Supreme Court may reconsider what is 'violent felony' in '80s-era law

Supreme Court may reconsider what is 'violent felony' in '80s-era law
Justice Antonin Scalia has insisted Congress make clear who is covered by the Armed Career Criminal Act of 1984. (Chip Somodevilla / Getty Images)

The Supreme Court served notice Monday it is ready to reconsider the reach of a 1980s-era law that imposes an extra 15-year prison term on "armed career criminals."

The justices are not troubled because these mandatory prison terms are too stiff. Instead, they voiced concern with the law because it is not clear what crimes trigger the extra punishment.


For example, does a past conviction for drunken driving, child abuse or possession of a sawed-off shotgun count as a "violent felony" on a criminal's record?

The argument Monday suggested this may be the rare instance in which the high court strikes down a criminal law, at least in part, because it is so vague as to be unconstitutional.

In recent years, Justice Antonin Scalia has insisted Congress make clear who is covered by the Armed Career Criminal Act of 1984, and he pressed that view again Monday.

"Can we just patch up this statute?" he asked skeptically of a government lawyer. "It seems to me it has to be done by Congress."

Justices Ruth Bader Ginsburg and Elena Kagan have agreed with Scalia, but it was not clear during the argument whether a five-member majority will strike down the law.

Justice Samuel Alito led the defense of the disputed provision. If its meaning seems confused, he said, it could be because the court "messed it up."

Congress passed the law amid the "war on drugs" of the 1980s, a time when mandatory minimum prison terms were the favored tool of lawmakers. People who were convicted of unlawful possession of a firearm would receive a mandatory 15 years in prison if they had on their record three convictions for a violent felony or a serious drug crime.

As examples of violent crimes, the law cited burglary, arson, extortion or the use of explosives. But it then described other "conduct that presents a serious potential risk of physical injury to another."

The last phrase has puzzled trial judges as well as the high court.

In 2008, the court said a drunk driving conviction did not count as a violent felony because the motorist did not intend to cause violence. But in 2011, the justices decided that fleeing from the police in a vehicle did count as a violent felony because, like a burglary, it could lead to a violent confrontation.

The case heard Monday concerned Samuel Johnson, a white supremacist from Minnesota who was arrested after telling an FBI undercover agent that he had homemade explosives and had picked out several targets. He was found with an AK 47 rifle and a .22 caliber semiautomatic handgun.

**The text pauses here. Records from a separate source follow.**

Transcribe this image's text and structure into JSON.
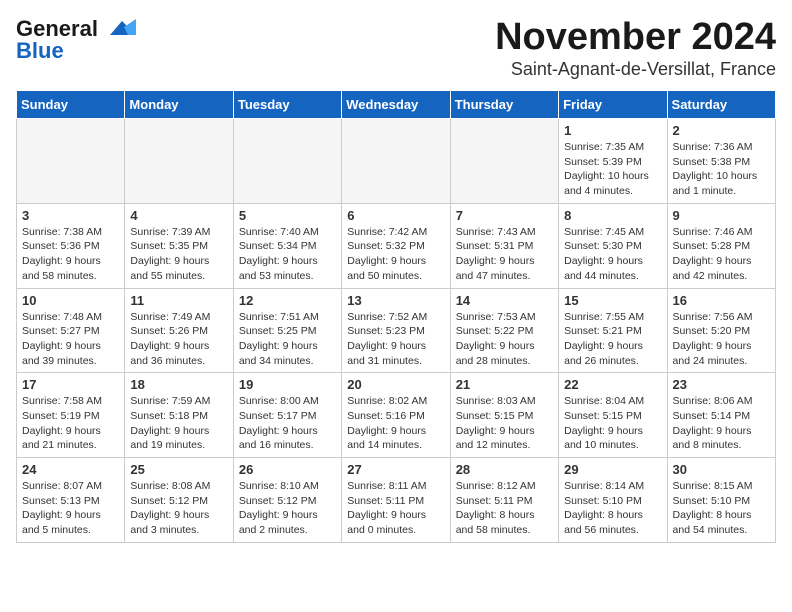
{
  "header": {
    "logo_line1": "General",
    "logo_line2": "Blue",
    "month": "November 2024",
    "location": "Saint-Agnant-de-Versillat, France"
  },
  "weekdays": [
    "Sunday",
    "Monday",
    "Tuesday",
    "Wednesday",
    "Thursday",
    "Friday",
    "Saturday"
  ],
  "weeks": [
    [
      {
        "day": "",
        "empty": true
      },
      {
        "day": "",
        "empty": true
      },
      {
        "day": "",
        "empty": true
      },
      {
        "day": "",
        "empty": true
      },
      {
        "day": "",
        "empty": true
      },
      {
        "day": "1",
        "sunrise": "Sunrise: 7:35 AM",
        "sunset": "Sunset: 5:39 PM",
        "daylight": "Daylight: 10 hours and 4 minutes."
      },
      {
        "day": "2",
        "sunrise": "Sunrise: 7:36 AM",
        "sunset": "Sunset: 5:38 PM",
        "daylight": "Daylight: 10 hours and 1 minute."
      }
    ],
    [
      {
        "day": "3",
        "sunrise": "Sunrise: 7:38 AM",
        "sunset": "Sunset: 5:36 PM",
        "daylight": "Daylight: 9 hours and 58 minutes."
      },
      {
        "day": "4",
        "sunrise": "Sunrise: 7:39 AM",
        "sunset": "Sunset: 5:35 PM",
        "daylight": "Daylight: 9 hours and 55 minutes."
      },
      {
        "day": "5",
        "sunrise": "Sunrise: 7:40 AM",
        "sunset": "Sunset: 5:34 PM",
        "daylight": "Daylight: 9 hours and 53 minutes."
      },
      {
        "day": "6",
        "sunrise": "Sunrise: 7:42 AM",
        "sunset": "Sunset: 5:32 PM",
        "daylight": "Daylight: 9 hours and 50 minutes."
      },
      {
        "day": "7",
        "sunrise": "Sunrise: 7:43 AM",
        "sunset": "Sunset: 5:31 PM",
        "daylight": "Daylight: 9 hours and 47 minutes."
      },
      {
        "day": "8",
        "sunrise": "Sunrise: 7:45 AM",
        "sunset": "Sunset: 5:30 PM",
        "daylight": "Daylight: 9 hours and 44 minutes."
      },
      {
        "day": "9",
        "sunrise": "Sunrise: 7:46 AM",
        "sunset": "Sunset: 5:28 PM",
        "daylight": "Daylight: 9 hours and 42 minutes."
      }
    ],
    [
      {
        "day": "10",
        "sunrise": "Sunrise: 7:48 AM",
        "sunset": "Sunset: 5:27 PM",
        "daylight": "Daylight: 9 hours and 39 minutes."
      },
      {
        "day": "11",
        "sunrise": "Sunrise: 7:49 AM",
        "sunset": "Sunset: 5:26 PM",
        "daylight": "Daylight: 9 hours and 36 minutes."
      },
      {
        "day": "12",
        "sunrise": "Sunrise: 7:51 AM",
        "sunset": "Sunset: 5:25 PM",
        "daylight": "Daylight: 9 hours and 34 minutes."
      },
      {
        "day": "13",
        "sunrise": "Sunrise: 7:52 AM",
        "sunset": "Sunset: 5:23 PM",
        "daylight": "Daylight: 9 hours and 31 minutes."
      },
      {
        "day": "14",
        "sunrise": "Sunrise: 7:53 AM",
        "sunset": "Sunset: 5:22 PM",
        "daylight": "Daylight: 9 hours and 28 minutes."
      },
      {
        "day": "15",
        "sunrise": "Sunrise: 7:55 AM",
        "sunset": "Sunset: 5:21 PM",
        "daylight": "Daylight: 9 hours and 26 minutes."
      },
      {
        "day": "16",
        "sunrise": "Sunrise: 7:56 AM",
        "sunset": "Sunset: 5:20 PM",
        "daylight": "Daylight: 9 hours and 24 minutes."
      }
    ],
    [
      {
        "day": "17",
        "sunrise": "Sunrise: 7:58 AM",
        "sunset": "Sunset: 5:19 PM",
        "daylight": "Daylight: 9 hours and 21 minutes."
      },
      {
        "day": "18",
        "sunrise": "Sunrise: 7:59 AM",
        "sunset": "Sunset: 5:18 PM",
        "daylight": "Daylight: 9 hours and 19 minutes."
      },
      {
        "day": "19",
        "sunrise": "Sunrise: 8:00 AM",
        "sunset": "Sunset: 5:17 PM",
        "daylight": "Daylight: 9 hours and 16 minutes."
      },
      {
        "day": "20",
        "sunrise": "Sunrise: 8:02 AM",
        "sunset": "Sunset: 5:16 PM",
        "daylight": "Daylight: 9 hours and 14 minutes."
      },
      {
        "day": "21",
        "sunrise": "Sunrise: 8:03 AM",
        "sunset": "Sunset: 5:15 PM",
        "daylight": "Daylight: 9 hours and 12 minutes."
      },
      {
        "day": "22",
        "sunrise": "Sunrise: 8:04 AM",
        "sunset": "Sunset: 5:15 PM",
        "daylight": "Daylight: 9 hours and 10 minutes."
      },
      {
        "day": "23",
        "sunrise": "Sunrise: 8:06 AM",
        "sunset": "Sunset: 5:14 PM",
        "daylight": "Daylight: 9 hours and 8 minutes."
      }
    ],
    [
      {
        "day": "24",
        "sunrise": "Sunrise: 8:07 AM",
        "sunset": "Sunset: 5:13 PM",
        "daylight": "Daylight: 9 hours and 5 minutes."
      },
      {
        "day": "25",
        "sunrise": "Sunrise: 8:08 AM",
        "sunset": "Sunset: 5:12 PM",
        "daylight": "Daylight: 9 hours and 3 minutes."
      },
      {
        "day": "26",
        "sunrise": "Sunrise: 8:10 AM",
        "sunset": "Sunset: 5:12 PM",
        "daylight": "Daylight: 9 hours and 2 minutes."
      },
      {
        "day": "27",
        "sunrise": "Sunrise: 8:11 AM",
        "sunset": "Sunset: 5:11 PM",
        "daylight": "Daylight: 9 hours and 0 minutes."
      },
      {
        "day": "28",
        "sunrise": "Sunrise: 8:12 AM",
        "sunset": "Sunset: 5:11 PM",
        "daylight": "Daylight: 8 hours and 58 minutes."
      },
      {
        "day": "29",
        "sunrise": "Sunrise: 8:14 AM",
        "sunset": "Sunset: 5:10 PM",
        "daylight": "Daylight: 8 hours and 56 minutes."
      },
      {
        "day": "30",
        "sunrise": "Sunrise: 8:15 AM",
        "sunset": "Sunset: 5:10 PM",
        "daylight": "Daylight: 8 hours and 54 minutes."
      }
    ]
  ]
}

He pleaded guilty to the gun possession charges, and a federal judged sentenced him to 15 years in prison because he had three "violent felonies" on his record. They included one robbery count, one count of attempted robbery and possession of a sawed-off shotgun.

Johnson appealed the sentence on the grounds that possessing a short-barrel shotgun was not a violent felony.

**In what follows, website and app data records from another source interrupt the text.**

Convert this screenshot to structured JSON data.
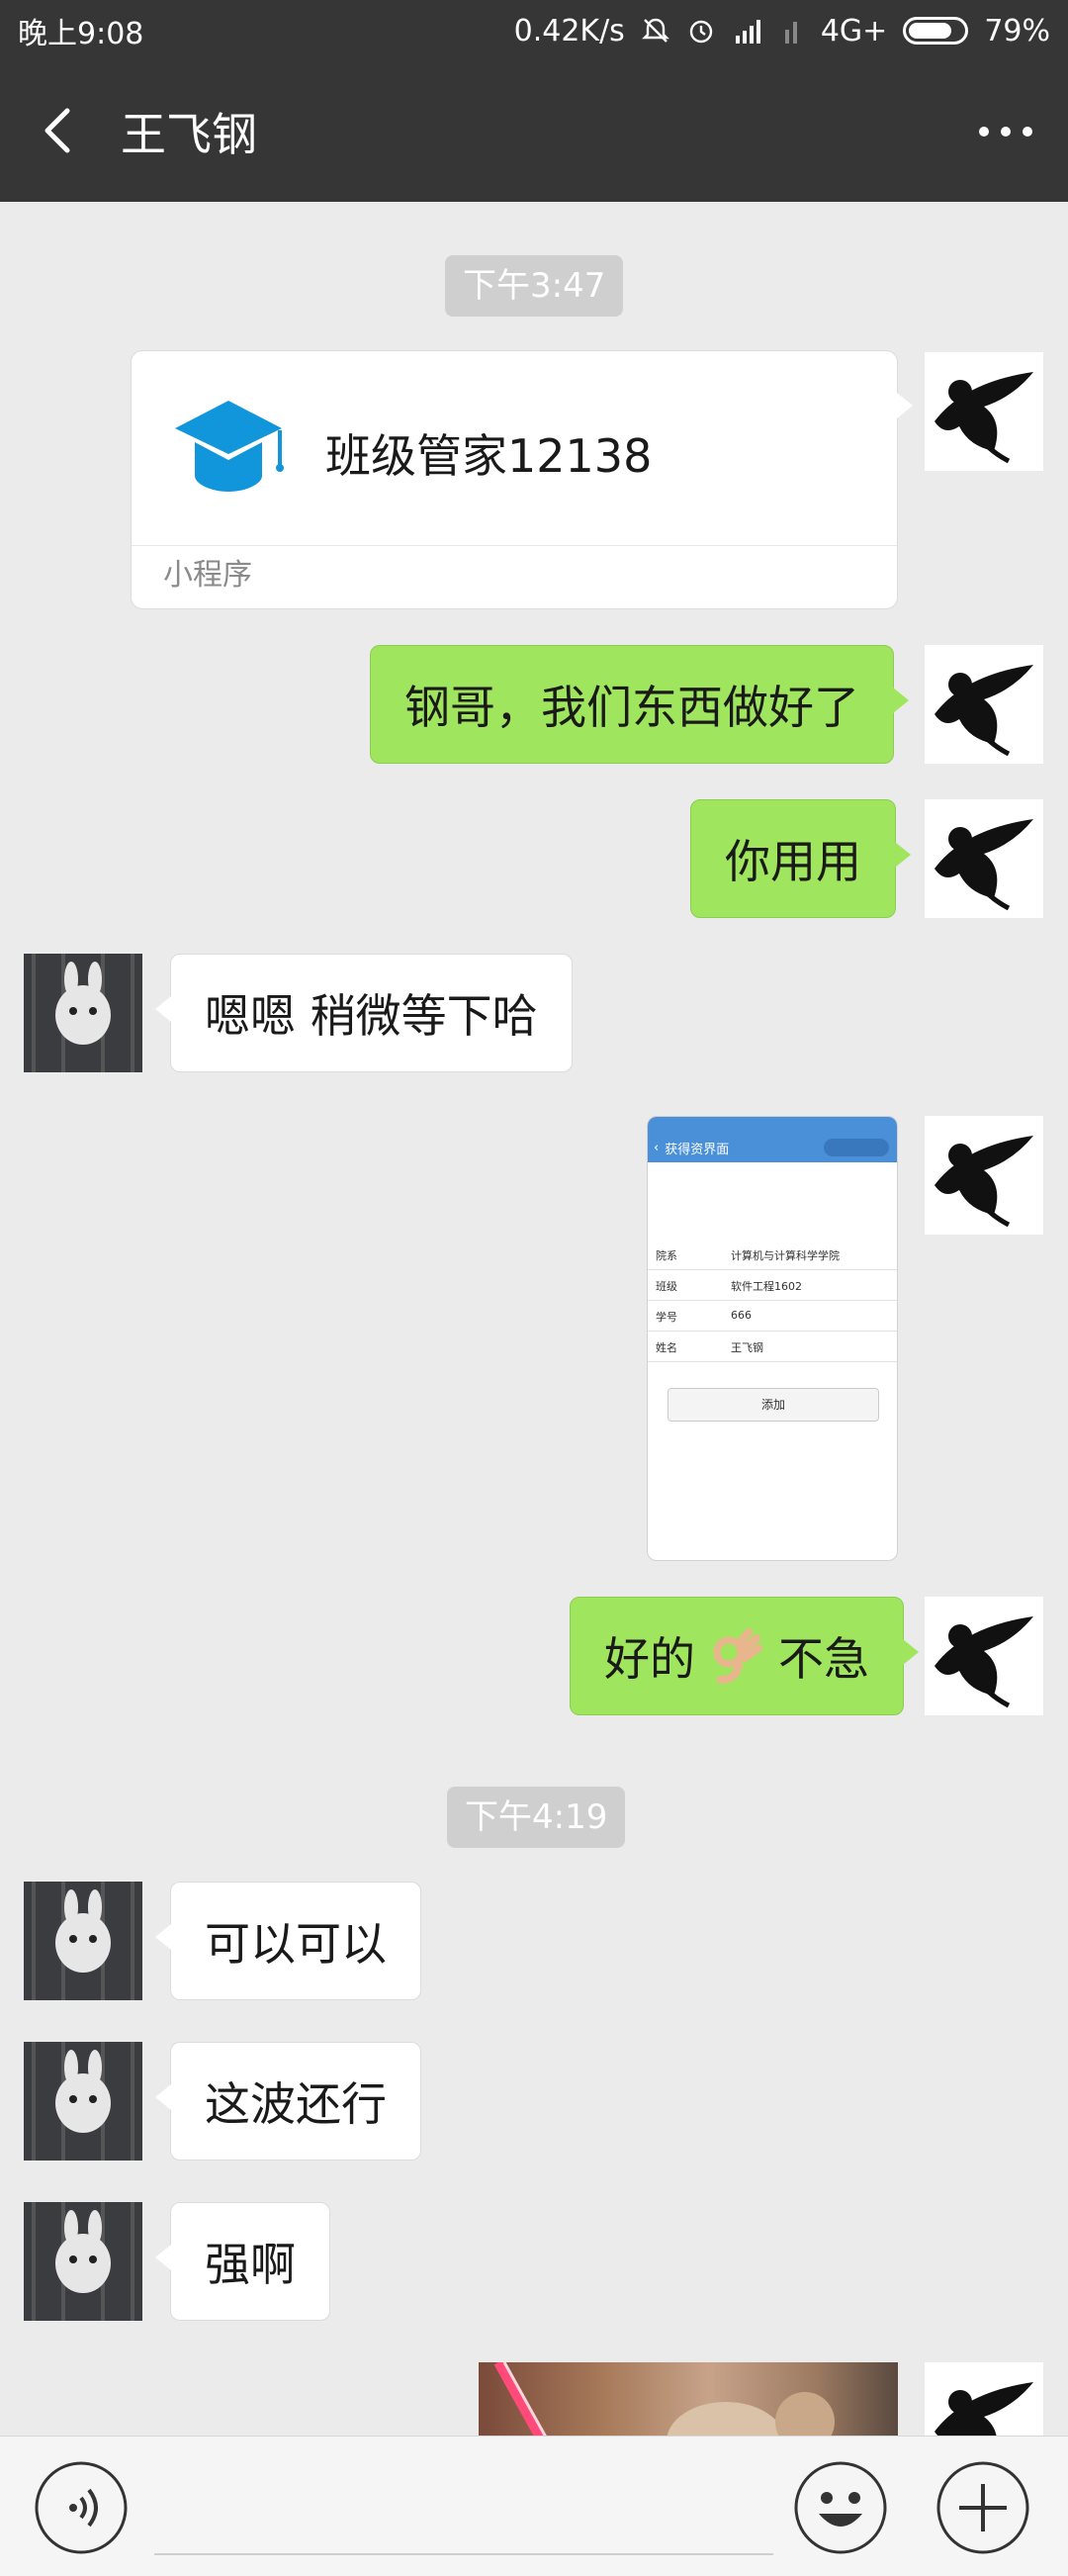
{
  "status_bar": {
    "time": "晚上9:08",
    "net_speed": "0.42K/s",
    "network_type": "4G+",
    "battery_percent": "79%",
    "battery_level": 0.79
  },
  "header": {
    "title": "王飞钢"
  },
  "messages": {
    "ts1": "下午3:47",
    "mini_program": {
      "name": "班级管家12138",
      "footer": "小程序"
    },
    "m1": "钢哥，我们东西做好了",
    "m2": "你用用",
    "m3": "嗯嗯 稍微等下哈",
    "screenshot": {
      "nav_title": "获得资界面",
      "rows": [
        {
          "k": "院系",
          "v": "计算机与计算科学学院"
        },
        {
          "k": "班级",
          "v": "软件工程1602"
        },
        {
          "k": "学号",
          "v": "666"
        },
        {
          "k": "姓名",
          "v": "王飞钢"
        }
      ],
      "button": "添加"
    },
    "m4_a": "好的",
    "m4_b": "不急",
    "ts2": "下午4:19",
    "m5": "可以可以",
    "m6": "这波还行",
    "m7": "强啊"
  },
  "input_bar": {
    "placeholder": ""
  },
  "icons": {
    "back": "back-arrow-icon",
    "more": "more-dots-icon",
    "voice": "voice-icon",
    "emoji": "emoji-icon",
    "plus": "plus-icon"
  },
  "colors": {
    "header_bg": "#363636",
    "chat_bg": "#ebebeb",
    "my_bubble": "#9fe65e",
    "other_bubble": "#ffffff"
  }
}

Katherine Menendez, a federal public defender from Minneapolis, urged the court to strike down the part of the law that allows judges to decide which past crimes are subject to the law.

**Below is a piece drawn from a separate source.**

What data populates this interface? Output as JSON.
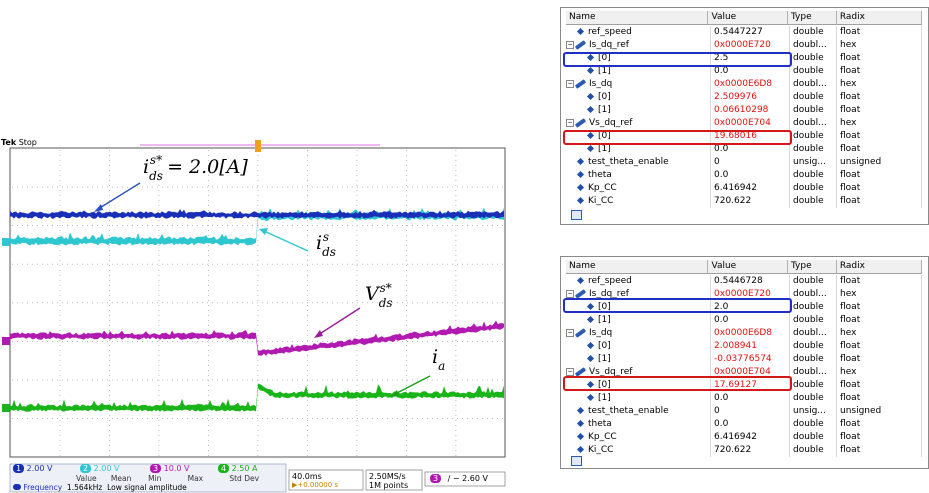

Congress "did not set out with clarity what predicate offenses fall within its coverage," she told the court.

If the court agrees with her in Johnson vs. United States, its decision could give hundreds of federal inmates grounds for challenging their prison terms.

On Twitter: @DavidGSavage